**Data for analysis:**
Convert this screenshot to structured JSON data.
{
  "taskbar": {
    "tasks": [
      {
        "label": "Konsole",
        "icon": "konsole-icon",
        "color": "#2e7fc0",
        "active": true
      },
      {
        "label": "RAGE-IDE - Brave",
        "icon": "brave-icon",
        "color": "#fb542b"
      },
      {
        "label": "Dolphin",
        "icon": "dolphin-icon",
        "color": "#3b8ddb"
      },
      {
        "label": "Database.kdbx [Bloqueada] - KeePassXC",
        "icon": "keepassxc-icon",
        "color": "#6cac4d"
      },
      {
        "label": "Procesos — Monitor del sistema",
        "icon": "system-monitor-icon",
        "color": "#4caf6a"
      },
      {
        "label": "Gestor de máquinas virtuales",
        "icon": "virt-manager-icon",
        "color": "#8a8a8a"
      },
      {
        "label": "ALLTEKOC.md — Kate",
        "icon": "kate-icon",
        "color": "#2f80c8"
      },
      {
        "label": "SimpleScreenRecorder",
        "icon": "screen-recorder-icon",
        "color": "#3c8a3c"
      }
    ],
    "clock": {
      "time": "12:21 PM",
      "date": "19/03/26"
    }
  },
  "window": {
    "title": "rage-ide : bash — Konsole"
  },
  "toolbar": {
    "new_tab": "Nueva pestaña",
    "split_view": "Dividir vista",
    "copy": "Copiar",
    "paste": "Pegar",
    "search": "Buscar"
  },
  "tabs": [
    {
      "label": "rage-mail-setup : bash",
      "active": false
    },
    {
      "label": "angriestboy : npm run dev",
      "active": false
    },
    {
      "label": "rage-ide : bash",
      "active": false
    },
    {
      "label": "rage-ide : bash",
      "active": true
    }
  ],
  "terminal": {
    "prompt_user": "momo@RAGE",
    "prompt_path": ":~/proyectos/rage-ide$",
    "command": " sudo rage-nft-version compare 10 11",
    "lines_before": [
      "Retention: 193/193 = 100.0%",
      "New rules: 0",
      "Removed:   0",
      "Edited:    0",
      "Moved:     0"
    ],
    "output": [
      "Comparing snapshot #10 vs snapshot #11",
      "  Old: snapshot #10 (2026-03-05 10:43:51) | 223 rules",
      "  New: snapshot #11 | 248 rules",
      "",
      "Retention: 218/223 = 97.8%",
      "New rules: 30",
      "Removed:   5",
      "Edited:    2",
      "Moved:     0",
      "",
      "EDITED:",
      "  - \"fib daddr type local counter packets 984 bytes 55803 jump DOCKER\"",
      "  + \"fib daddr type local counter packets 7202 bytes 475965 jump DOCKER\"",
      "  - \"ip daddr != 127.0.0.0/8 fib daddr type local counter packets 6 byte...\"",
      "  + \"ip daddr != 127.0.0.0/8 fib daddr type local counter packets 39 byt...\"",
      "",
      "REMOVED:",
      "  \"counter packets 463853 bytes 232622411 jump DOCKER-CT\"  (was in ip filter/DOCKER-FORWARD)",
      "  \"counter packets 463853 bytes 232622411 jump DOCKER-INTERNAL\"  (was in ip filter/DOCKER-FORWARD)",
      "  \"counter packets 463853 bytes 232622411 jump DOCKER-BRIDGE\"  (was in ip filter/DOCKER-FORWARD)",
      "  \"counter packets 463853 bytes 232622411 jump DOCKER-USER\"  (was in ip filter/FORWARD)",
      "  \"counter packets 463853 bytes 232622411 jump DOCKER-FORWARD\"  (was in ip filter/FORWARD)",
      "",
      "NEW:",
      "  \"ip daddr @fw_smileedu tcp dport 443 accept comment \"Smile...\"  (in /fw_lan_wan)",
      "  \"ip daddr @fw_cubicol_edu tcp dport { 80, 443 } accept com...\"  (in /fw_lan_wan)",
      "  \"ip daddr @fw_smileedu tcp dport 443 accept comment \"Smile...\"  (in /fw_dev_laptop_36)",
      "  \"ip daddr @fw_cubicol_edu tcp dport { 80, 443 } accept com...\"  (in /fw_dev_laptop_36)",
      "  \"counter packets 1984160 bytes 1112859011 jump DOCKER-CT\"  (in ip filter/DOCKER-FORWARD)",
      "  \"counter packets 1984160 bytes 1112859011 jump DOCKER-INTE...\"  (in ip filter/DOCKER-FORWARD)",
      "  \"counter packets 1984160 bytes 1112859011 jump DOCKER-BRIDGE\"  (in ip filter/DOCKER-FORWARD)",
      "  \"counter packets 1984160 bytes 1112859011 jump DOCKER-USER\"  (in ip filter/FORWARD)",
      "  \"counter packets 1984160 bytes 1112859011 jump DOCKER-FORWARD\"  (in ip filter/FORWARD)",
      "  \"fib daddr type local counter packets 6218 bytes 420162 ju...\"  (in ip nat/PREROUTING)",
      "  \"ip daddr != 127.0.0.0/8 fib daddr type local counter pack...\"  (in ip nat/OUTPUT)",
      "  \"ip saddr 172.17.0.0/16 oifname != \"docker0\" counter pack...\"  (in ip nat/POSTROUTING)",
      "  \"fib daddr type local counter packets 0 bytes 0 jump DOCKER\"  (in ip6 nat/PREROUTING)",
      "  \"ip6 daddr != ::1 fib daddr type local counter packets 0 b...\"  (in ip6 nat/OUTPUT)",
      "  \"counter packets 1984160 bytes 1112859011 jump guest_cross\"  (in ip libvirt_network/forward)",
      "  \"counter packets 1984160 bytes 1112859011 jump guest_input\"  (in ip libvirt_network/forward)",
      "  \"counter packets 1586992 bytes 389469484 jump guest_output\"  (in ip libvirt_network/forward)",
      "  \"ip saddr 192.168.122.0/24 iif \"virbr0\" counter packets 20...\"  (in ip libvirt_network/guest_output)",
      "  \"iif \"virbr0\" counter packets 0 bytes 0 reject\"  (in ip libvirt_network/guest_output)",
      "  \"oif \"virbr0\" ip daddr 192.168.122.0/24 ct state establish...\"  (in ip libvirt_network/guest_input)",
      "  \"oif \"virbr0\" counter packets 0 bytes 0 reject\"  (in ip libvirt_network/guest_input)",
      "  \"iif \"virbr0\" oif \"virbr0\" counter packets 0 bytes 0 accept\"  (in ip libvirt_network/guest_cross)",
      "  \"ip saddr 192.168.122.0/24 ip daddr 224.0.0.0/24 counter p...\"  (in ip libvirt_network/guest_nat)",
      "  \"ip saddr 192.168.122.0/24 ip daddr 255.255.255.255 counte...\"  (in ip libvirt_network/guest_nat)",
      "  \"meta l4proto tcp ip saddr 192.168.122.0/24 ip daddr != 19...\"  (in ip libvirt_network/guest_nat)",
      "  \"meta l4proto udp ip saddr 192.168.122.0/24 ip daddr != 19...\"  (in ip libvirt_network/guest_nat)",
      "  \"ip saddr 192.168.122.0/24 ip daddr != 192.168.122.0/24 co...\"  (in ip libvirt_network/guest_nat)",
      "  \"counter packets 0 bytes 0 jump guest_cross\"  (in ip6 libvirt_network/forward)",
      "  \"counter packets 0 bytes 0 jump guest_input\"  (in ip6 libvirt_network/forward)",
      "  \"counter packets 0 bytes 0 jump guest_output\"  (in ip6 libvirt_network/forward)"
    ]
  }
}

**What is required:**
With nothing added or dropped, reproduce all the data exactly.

**Output of the exercise:**
Convert this screenshot to structured JSON data.
{
  "taskbar": {
    "tasks": [
      {
        "label": "Konsole",
        "icon": "konsole-icon",
        "color": "#2e7fc0",
        "active": true
      },
      {
        "label": "RAGE-IDE - Brave",
        "icon": "brave-icon",
        "color": "#fb542b"
      },
      {
        "label": "Dolphin",
        "icon": "dolphin-icon",
        "color": "#3b8ddb"
      },
      {
        "label": "Database.kdbx [Bloqueada] - KeePassXC",
        "icon": "keepassxc-icon",
        "color": "#6cac4d"
      },
      {
        "label": "Procesos — Monitor del sistema",
        "icon": "system-monitor-icon",
        "color": "#4caf6a"
      },
      {
        "label": "Gestor de máquinas virtuales",
        "icon": "virt-manager-icon",
        "color": "#8a8a8a"
      },
      {
        "label": "ALLTEKOC.md — Kate",
        "icon": "kate-icon",
        "color": "#2f80c8"
      },
      {
        "label": "SimpleScreenRecorder",
        "icon": "screen-recorder-icon",
        "color": "#3c8a3c"
      }
    ],
    "clock": {
      "time": "12:21 PM",
      "date": "19/03/26"
    }
  },
  "window": {
    "title": "rage-ide : bash — Konsole"
  },
  "toolbar": {
    "new_tab": "Nueva pestaña",
    "split_view": "Dividir vista",
    "copy": "Copiar",
    "paste": "Pegar",
    "search": "Buscar"
  },
  "tabs": [
    {
      "label": "rage-mail-setup : bash",
      "active": false
    },
    {
      "label": "angriestboy : npm run dev",
      "active": false
    },
    {
      "label": "rage-ide : bash",
      "active": false
    },
    {
      "label": "rage-ide : bash",
      "active": true
    }
  ],
  "terminal": {
    "prompt_user": "momo@RAGE",
    "prompt_path": ":~/proyectos/rage-ide$",
    "command": " sudo rage-nft-version compare 10 11",
    "lines_before": [
      "Retention: 193/193 = 100.0%",
      "New rules: 0",
      "Removed:   0",
      "Edited:    0",
      "Moved:     0"
    ],
    "output": [
      "Comparing snapshot #10 vs snapshot #11",
      "  Old: snapshot #10 (2026-03-05 10:43:51) | 223 rules",
      "  New: snapshot #11 | 248 rules",
      "",
      "Retention: 218/223 = 97.8%",
      "New rules: 30",
      "Removed:   5",
      "Edited:    2",
      "Moved:     0",
      "",
      "EDITED:",
      "  - \"fib daddr type local counter packets 984 bytes 55803 jump DOCKER\"",
      "  + \"fib daddr type local counter packets 7202 bytes 475965 jump DOCKER\"",
      "  - \"ip daddr != 127.0.0.0/8 fib daddr type local counter packets 6 byte...\"",
      "  + \"ip daddr != 127.0.0.0/8 fib daddr type local counter packets 39 byt...\"",
      "",
      "REMOVED:",
      "  \"counter packets 463853 bytes 232622411 jump DOCKER-CT\"  (was in ip filter/DOCKER-FORWARD)",
      "  \"counter packets 463853 bytes 232622411 jump DOCKER-INTERNAL\"  (was in ip filter/DOCKER-FORWARD)",
      "  \"counter packets 463853 bytes 232622411 jump DOCKER-BRIDGE\"  (was in ip filter/DOCKER-FORWARD)",
      "  \"counter packets 463853 bytes 232622411 jump DOCKER-USER\"  (was in ip filter/FORWARD)",
      "  \"counter packets 463853 bytes 232622411 jump DOCKER-FORWARD\"  (was in ip filter/FORWARD)",
      "",
      "NEW:",
      "  \"ip daddr @fw_smileedu tcp dport 443 accept comment \"Smile...\"  (in /fw_lan_wan)",
      "  \"ip daddr @fw_cubicol_edu tcp dport { 80, 443 } accept com...\"  (in /fw_lan_wan)",
      "  \"ip daddr @fw_smileedu tcp dport 443 accept comment \"Smile...\"  (in /fw_dev_laptop_36)",
      "  \"ip daddr @fw_cubicol_edu tcp dport { 80, 443 } accept com...\"  (in /fw_dev_laptop_36)",
      "  \"counter packets 1984160 bytes 1112859011 jump DOCKER-CT\"  (in ip filter/DOCKER-FORWARD)",
      "  \"counter packets 1984160 bytes 1112859011 jump DOCKER-INTE...\"  (in ip filter/DOCKER-FORWARD)",
      "  \"counter packets 1984160 bytes 1112859011 jump DOCKER-BRIDGE\"  (in ip filter/DOCKER-FORWARD)",
      "  \"counter packets 1984160 bytes 1112859011 jump DOCKER-USER\"  (in ip filter/FORWARD)",
      "  \"counter packets 1984160 bytes 1112859011 jump DOCKER-FORWARD\"  (in ip filter/FORWARD)",
      "  \"fib daddr type local counter packets 6218 bytes 420162 ju...\"  (in ip nat/PREROUTING)",
      "  \"ip daddr != 127.0.0.0/8 fib daddr type local counter pack...\"  (in ip nat/OUTPUT)",
      "  \"ip saddr 172.17.0.0/16 oifname != \"docker0\" counter pack...\"  (in ip nat/POSTROUTING)",
      "  \"fib daddr type local counter packets 0 bytes 0 jump DOCKER\"  (in ip6 nat/PREROUTING)",
      "  \"ip6 daddr != ::1 fib daddr type local counter packets 0 b...\"  (in ip6 nat/OUTPUT)",
      "  \"counter packets 1984160 bytes 1112859011 jump guest_cross\"  (in ip libvirt_network/forward)",
      "  \"counter packets 1984160 bytes 1112859011 jump guest_input\"  (in ip libvirt_network/forward)",
      "  \"counter packets 1586992 bytes 389469484 jump guest_output\"  (in ip libvirt_network/forward)",
      "  \"ip saddr 192.168.122.0/24 iif \"virbr0\" counter packets 20...\"  (in ip libvirt_network/guest_output)",
      "  \"iif \"virbr0\" counter packets 0 bytes 0 reject\"  (in ip libvirt_network/guest_output)",
      "  \"oif \"virbr0\" ip daddr 192.168.122.0/24 ct state establish...\"  (in ip libvirt_network/guest_input)",
      "  \"oif \"virbr0\" counter packets 0 bytes 0 reject\"  (in ip libvirt_network/guest_input)",
      "  \"iif \"virbr0\" oif \"virbr0\" counter packets 0 bytes 0 accept\"  (in ip libvirt_network/guest_cross)",
      "  \"ip saddr 192.168.122.0/24 ip daddr 224.0.0.0/24 counter p...\"  (in ip libvirt_network/guest_nat)",
      "  \"ip saddr 192.168.122.0/24 ip daddr 255.255.255.255 counte...\"  (in ip libvirt_network/guest_nat)",
      "  \"meta l4proto tcp ip saddr 192.168.122.0/24 ip daddr != 19...\"  (in ip libvirt_network/guest_nat)",
      "  \"meta l4proto udp ip saddr 192.168.122.0/24 ip daddr != 19...\"  (in ip libvirt_network/guest_nat)",
      "  \"ip saddr 192.168.122.0/24 ip daddr != 192.168.122.0/24 co...\"  (in ip libvirt_network/guest_nat)",
      "  \"counter packets 0 bytes 0 jump guest_cross\"  (in ip6 libvirt_network/forward)",
      "  \"counter packets 0 bytes 0 jump guest_input\"  (in ip6 libvirt_network/forward)",
      "  \"counter packets 0 bytes 0 jump guest_output\"  (in ip6 libvirt_network/forward)"
    ]
  }
}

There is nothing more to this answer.